* Aim of the task
Where does "Detection" occur in the listing? Copy every line that holds it.

* The records
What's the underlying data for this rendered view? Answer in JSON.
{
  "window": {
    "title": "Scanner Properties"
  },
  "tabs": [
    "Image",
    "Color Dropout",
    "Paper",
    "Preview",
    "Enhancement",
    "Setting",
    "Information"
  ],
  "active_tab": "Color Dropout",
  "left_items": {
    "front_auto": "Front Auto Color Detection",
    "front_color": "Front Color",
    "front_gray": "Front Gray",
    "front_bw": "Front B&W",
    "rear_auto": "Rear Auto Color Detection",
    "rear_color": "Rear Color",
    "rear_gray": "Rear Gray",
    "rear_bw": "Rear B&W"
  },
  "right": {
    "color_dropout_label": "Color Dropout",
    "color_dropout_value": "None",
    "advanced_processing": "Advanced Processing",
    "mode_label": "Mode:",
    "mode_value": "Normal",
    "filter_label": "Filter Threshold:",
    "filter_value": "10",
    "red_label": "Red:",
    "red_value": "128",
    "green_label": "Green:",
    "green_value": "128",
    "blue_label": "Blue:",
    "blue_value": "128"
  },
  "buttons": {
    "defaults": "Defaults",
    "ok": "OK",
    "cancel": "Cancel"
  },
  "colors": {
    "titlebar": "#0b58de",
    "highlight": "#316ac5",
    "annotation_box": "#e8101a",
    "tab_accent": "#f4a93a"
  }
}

* Expected answer
    "front_auto": "Front Auto Color Detection",
    "rear_auto": "Rear Auto Color Detection",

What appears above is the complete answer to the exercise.